By Barett Poley – March 9, 2017
This one will certainly be an interesting challenge for whatever tech gets their hands on it – the second of two 1968 Ford Mustangs used in Steve McQueen’s famous “Bullitt” has been found, rotting away in a Mexican junkyard by a man named Hugo Sanchez, who promptly purchased the car, thinking it to be a good candidate for modification and custom body work, without knowing the significance of the car thanks to a new paintjob. First generation Mustangs, while rare up here in the icy and salty north, are still quite common in other areas, but what sets this ‘Stang apart is it’s unique custom body, upgraded suspension, custom paint ... oh, and the seven-figure value.
Chavez didn’t originally recognize the car as a Bullitt Mustang, thanks to its many layers of paint overtop the original dark green that graced screens in ’68, an indication that more than just Chavez had gone through this car without knowing its true value and cultural significance. One of only two Mustangs made for the cult- and box-office hit, the newly-found Bullitt will be sure to fetch massive money should the new owner choose to sell it. Though the other car has changed hands many times, the current owner hasn’t had it shown to the public, and no records seemingly exist of any sales prices – adding even more exclusivity to the find for Chavez.

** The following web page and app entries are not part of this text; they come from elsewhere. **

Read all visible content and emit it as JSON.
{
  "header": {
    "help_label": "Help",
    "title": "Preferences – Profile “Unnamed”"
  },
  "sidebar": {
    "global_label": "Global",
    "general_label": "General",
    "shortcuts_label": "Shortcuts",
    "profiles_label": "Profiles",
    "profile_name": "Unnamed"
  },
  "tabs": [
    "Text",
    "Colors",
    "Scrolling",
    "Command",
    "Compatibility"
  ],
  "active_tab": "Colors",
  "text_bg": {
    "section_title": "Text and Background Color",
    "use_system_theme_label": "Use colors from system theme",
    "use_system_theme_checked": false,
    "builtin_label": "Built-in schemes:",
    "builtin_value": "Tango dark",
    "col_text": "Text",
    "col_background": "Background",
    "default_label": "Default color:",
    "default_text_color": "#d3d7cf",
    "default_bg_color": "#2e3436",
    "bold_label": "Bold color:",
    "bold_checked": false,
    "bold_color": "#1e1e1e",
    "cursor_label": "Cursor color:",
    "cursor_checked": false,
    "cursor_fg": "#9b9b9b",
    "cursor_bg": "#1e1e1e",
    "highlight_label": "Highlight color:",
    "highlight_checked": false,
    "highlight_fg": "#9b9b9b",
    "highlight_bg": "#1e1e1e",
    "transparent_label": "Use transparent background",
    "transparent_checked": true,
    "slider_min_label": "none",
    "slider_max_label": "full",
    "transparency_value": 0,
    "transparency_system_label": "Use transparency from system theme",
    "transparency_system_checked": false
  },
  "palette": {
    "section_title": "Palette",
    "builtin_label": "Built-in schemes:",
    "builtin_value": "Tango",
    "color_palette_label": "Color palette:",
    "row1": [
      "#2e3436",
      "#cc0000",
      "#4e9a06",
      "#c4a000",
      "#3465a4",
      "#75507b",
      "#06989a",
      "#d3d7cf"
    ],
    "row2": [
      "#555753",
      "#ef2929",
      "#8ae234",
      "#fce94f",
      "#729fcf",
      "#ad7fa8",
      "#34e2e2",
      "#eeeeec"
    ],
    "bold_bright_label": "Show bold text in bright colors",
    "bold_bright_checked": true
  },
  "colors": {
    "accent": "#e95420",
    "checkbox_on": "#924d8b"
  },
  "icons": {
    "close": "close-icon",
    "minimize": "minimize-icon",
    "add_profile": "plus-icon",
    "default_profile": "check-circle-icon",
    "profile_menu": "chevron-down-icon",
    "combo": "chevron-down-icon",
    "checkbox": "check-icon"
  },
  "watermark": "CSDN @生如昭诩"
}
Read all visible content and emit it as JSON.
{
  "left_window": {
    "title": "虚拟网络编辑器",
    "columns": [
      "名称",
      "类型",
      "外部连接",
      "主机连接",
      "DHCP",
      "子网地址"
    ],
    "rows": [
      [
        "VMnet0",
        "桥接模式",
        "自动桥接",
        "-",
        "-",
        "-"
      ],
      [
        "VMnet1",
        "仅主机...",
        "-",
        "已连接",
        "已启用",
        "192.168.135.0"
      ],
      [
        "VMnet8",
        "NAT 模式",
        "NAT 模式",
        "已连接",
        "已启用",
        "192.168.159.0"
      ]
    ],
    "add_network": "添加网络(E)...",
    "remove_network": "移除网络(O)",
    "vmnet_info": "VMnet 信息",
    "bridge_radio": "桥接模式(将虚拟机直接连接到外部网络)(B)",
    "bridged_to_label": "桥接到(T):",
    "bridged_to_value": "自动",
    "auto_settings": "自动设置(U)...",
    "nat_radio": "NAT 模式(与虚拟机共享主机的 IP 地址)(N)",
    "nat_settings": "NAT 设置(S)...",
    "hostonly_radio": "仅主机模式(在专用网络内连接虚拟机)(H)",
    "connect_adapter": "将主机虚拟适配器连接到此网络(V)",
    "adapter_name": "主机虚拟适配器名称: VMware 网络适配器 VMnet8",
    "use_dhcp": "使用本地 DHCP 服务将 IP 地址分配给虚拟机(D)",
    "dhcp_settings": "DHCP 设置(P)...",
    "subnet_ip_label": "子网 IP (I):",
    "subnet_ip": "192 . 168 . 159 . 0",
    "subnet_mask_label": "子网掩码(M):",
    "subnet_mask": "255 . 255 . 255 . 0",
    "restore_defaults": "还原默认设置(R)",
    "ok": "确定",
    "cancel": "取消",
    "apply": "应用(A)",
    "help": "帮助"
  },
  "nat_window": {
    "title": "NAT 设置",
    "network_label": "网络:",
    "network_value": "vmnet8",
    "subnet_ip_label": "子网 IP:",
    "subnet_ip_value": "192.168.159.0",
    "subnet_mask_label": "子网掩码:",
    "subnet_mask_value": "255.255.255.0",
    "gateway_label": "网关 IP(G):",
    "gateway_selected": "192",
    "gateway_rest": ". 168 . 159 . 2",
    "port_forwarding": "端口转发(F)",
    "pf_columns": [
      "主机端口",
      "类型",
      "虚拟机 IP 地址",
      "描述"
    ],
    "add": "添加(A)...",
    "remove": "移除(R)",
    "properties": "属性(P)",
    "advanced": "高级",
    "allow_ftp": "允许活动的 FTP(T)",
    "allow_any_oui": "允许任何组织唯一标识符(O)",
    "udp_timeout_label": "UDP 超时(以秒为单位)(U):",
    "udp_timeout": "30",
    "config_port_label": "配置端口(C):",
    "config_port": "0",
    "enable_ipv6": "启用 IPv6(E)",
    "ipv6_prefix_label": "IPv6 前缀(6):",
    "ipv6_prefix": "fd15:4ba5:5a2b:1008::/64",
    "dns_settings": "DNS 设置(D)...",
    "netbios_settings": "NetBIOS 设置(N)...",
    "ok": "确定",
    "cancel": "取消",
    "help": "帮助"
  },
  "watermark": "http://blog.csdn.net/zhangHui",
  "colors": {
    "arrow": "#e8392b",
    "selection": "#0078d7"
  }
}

Other similarly famous sports-cars, such as the original Aston Martin driven by Sean Connery as James Bond, have fetched up to $7 million at auctions such as Barrett Jackson’s. The stark difference being that there were quite a few Aston Martin’s made and used in the James Bond films, and only two ever originally-used Bullitt Mustangs.
The car is absolutely authentic, too, according to Kevin Marti, a Ford-vehicle expert and the man behind the famous “Marti Reports”, which can tell you anything about any Ford vehicle produced from 1967-2012, provided you have its VIN. “I’m 100 percent sure it’s authentic,” said Marti to Fox News, regarding the car. Marti would know, too, as he fabricates reproduction and tribute VIN plates for vintage Fords, so if anyone would be able to catch a fake, it would be him.
The original plan for the Mustang was to turn it into a clone of ‘Eleanor’, from Gone in 60 Seconds, but when Chavez’s friend, a body work technician and custom car builder named Ralph Garcia Jr. sent the Mustang’s VIN number in for a Marti report, the results were shocking. It’s one of two consecutive-serial-number cars used in the film, and the other hasn’t appeared in public for decades. The two plan on restoring it to its original state as faithfully as possible, using only deadstock OEM parts.